If the two halves are perfectly aligned and scaled, joining them in any image editor is child's play. However, if the two or more segments are out of alignment (say, rotated slightly), joining them seamlessly can be difficult.
For example, I've had to scan radiographs ("X-rays") or poster-sized items that would not fit onto the flatbed scanner. Some items are so big that one cannot rely on one of the flatbed's straight edges as a guide. If the scanned image has no straight edges within
it, that also takes out any auto-leveling tools, such as the ruler in Photoshop.
(If I have to work manually, I set an upper layer to "Difference" blending, then scale/rotate and transform the upper layer as necessary using the overlap between segments as a guide.)

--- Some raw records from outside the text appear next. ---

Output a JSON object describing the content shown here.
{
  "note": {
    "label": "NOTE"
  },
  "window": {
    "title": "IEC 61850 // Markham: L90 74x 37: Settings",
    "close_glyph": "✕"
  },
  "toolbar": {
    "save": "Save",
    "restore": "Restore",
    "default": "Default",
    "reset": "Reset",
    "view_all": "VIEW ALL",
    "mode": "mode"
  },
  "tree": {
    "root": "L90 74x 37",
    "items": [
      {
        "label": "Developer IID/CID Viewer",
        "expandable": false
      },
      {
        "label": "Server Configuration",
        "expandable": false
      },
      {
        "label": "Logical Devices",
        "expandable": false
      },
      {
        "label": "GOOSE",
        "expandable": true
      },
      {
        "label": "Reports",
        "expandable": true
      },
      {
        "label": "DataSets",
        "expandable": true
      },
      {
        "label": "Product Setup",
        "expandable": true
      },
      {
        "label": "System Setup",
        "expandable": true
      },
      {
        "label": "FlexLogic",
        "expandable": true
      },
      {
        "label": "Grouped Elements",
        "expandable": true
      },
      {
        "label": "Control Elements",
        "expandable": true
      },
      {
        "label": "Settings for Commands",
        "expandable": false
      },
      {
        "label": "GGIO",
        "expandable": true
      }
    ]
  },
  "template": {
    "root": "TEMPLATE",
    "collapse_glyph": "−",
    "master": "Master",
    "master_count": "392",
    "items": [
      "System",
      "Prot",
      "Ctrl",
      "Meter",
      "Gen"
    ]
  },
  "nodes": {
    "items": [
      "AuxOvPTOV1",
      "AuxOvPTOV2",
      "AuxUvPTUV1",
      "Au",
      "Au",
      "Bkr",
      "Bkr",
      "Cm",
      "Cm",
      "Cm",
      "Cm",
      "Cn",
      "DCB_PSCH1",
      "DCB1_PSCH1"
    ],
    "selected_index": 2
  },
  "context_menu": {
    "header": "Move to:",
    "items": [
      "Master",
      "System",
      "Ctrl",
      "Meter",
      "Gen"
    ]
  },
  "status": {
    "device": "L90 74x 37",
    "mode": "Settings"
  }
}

Photoshop has an automatic "stitching" function called Photomerge which works pretty well most of the time. However, it is not perfect. If you need to merge images into a panorama, say, then you may want a special tool for that.
is available for many platforms, but the downloads on that page are for evaluation purposes only. Various commercial apps derived from Autostitch are available. One variant that I use, mentioned in another thread
, is Kolor's AutoPano Pro
As with so many apps these days, there is a FOSS (free, open source software) alternative. Hugin
is a panorama stitcher designed to work with Panorama Tools